Stripped bonds are a special category of bond that does not pay regular interest payments. The bond is purchased at a discount to the face value (nominally $100); that face value will be paid only on maturity. The exact amount of the discount is determined mathematically. To take a simple example, at an interest rate of 5%, a bond coming due one year from now is worth only roughly $95, not $100. To use an on-line bond calculator for a stripped bond, enter a coupon rate of zero.

Because stripped bonds do not pay regular interest payments they do not have the reinvestment risk of conventional bonds. This trait may be useful for investors trying to match future cash flow obligations. Because they have no coupons and no cash flow is obtained until the strip matures, strip bonds have a duration equal to their term to maturity.

The Government of Canada, nor most other issuers in Canada, do not issue strip bonds. Strip bonds are created by investment dealers by separating a conventional bond into a) a residual bond and b) strip coupons of all future coupon payments.

Investors need to be aware that stripped bonds held in taxable accounts will be subject to tax on the imputed interest every year, even though no money is received. Unless held in a registered account, the tax treatment and record keeping requirements of strip bonds is complex.[2]

Annual taxation

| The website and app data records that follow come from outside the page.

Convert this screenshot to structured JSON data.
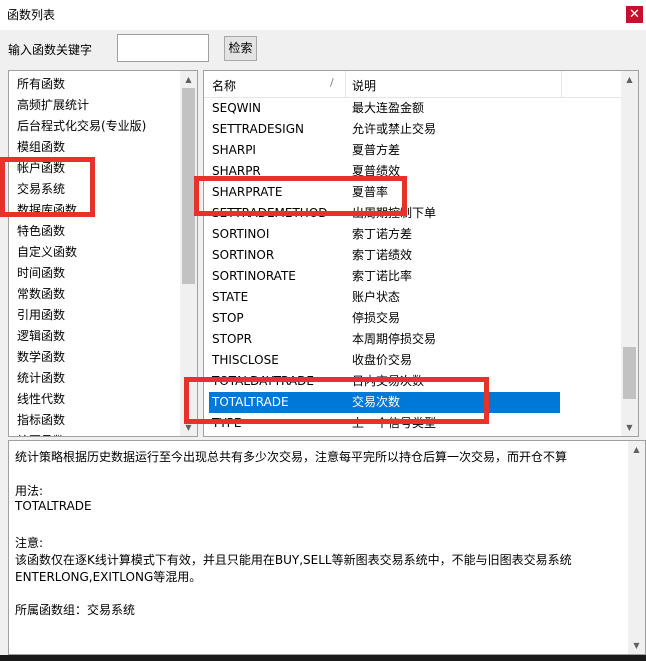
{
  "window": {
    "title": "函数列表",
    "close_glyph": "✕"
  },
  "search": {
    "label": "输入函数关键字",
    "value": "",
    "button_label": "检索"
  },
  "categories": [
    "所有函数",
    "高频扩展统计",
    "后台程式化交易(专业版)",
    "模组函数",
    "帐户函数",
    "交易系统",
    "数据库函数",
    "特色函数",
    "自定义函数",
    "时间函数",
    "常数函数",
    "引用函数",
    "逻辑函数",
    "数学函数",
    "统计函数",
    "线性代数",
    "指标函数",
    "绘图函数"
  ],
  "functions": {
    "headers": {
      "name": "名称",
      "sort_glyph": "/",
      "desc": "说明"
    },
    "rows": [
      {
        "name": "SEQWIN",
        "desc": "最大连盈金额"
      },
      {
        "name": "SETTRADESIGN",
        "desc": "允许或禁止交易"
      },
      {
        "name": "SHARPI",
        "desc": "夏普方差"
      },
      {
        "name": "SHARPR",
        "desc": "夏普绩效"
      },
      {
        "name": "SHARPRATE",
        "desc": "夏普率"
      },
      {
        "name": "SETTRADEMETHOD",
        "desc": "出周期控制下单"
      },
      {
        "name": "SORTINOI",
        "desc": "索丁诺方差"
      },
      {
        "name": "SORTINOR",
        "desc": "索丁诺绩效"
      },
      {
        "name": "SORTINORATE",
        "desc": "索丁诺比率"
      },
      {
        "name": "STATE",
        "desc": "账户状态"
      },
      {
        "name": "STOP",
        "desc": "停损交易"
      },
      {
        "name": "STOPR",
        "desc": "本周期停损交易"
      },
      {
        "name": "THISCLOSE",
        "desc": "收盘价交易"
      },
      {
        "name": "TOTALDAYTRADE",
        "desc": "日内交易次数"
      },
      {
        "name": "TOTALTRADE",
        "desc": "交易次数",
        "selected": true
      },
      {
        "name": "TYPE",
        "desc": "上一个信号类型"
      }
    ]
  },
  "description": {
    "lines": [
      "统计策略根据历史数据运行至今出现总共有多少次交易，注意每平完所以持仓后算一次交易，而开仓不算",
      "",
      "用法:",
      "TOTALTRADE",
      "",
      "注意:",
      "该函数仅在逐K线计算模式下有效，并且只能用在BUY,SELL等新图表交易系统中，不能与旧图表交易系统",
      "ENTERLONG,EXITLONG等混用。",
      "",
      "所属函数组：交易系统"
    ]
  },
  "colors": {
    "selection": "#0078d7",
    "highlight_box": "#e8312b"
  }
}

The Canada Revenue Agency has indicated that purchasers of strip bonds will be treated as having purchased a “prescribed debt obligation” within the meaning of the Regulations. Accordingly, a purchaser will be required to include in income in each year a notional amount of interest, notwithstanding that no interest will be paid or received in the year.[3]

Therefore, these instruments may be more attractive to non-taxable accounts, such as self-directed Registered Retirement Savings Plans, Registered Retirement Income Funds, DPSPs, Registered Education Savings Plans, pension funds and charities, than to taxable accounts.

Bond calculator

Odlum Brown provides a very useful free Bond Calculator (Excel). When use bond calculators for strip bonds, remember to enter "0" as the value for coupon as no regular interest payments are received.

See also


  1. Strip Bonds Information Center, Strip bond definition, viewed June 18, 2012[dead link]
  2. Taxation of strip bonds and strip bond packages, viewed January 27, 2014.[dead link]
  3. Investment Industry Regulatory Organization of Canada (IIROC), Strip Bonds and Strip Bond Packages Information Statement, viewed December 18, 2013.

External links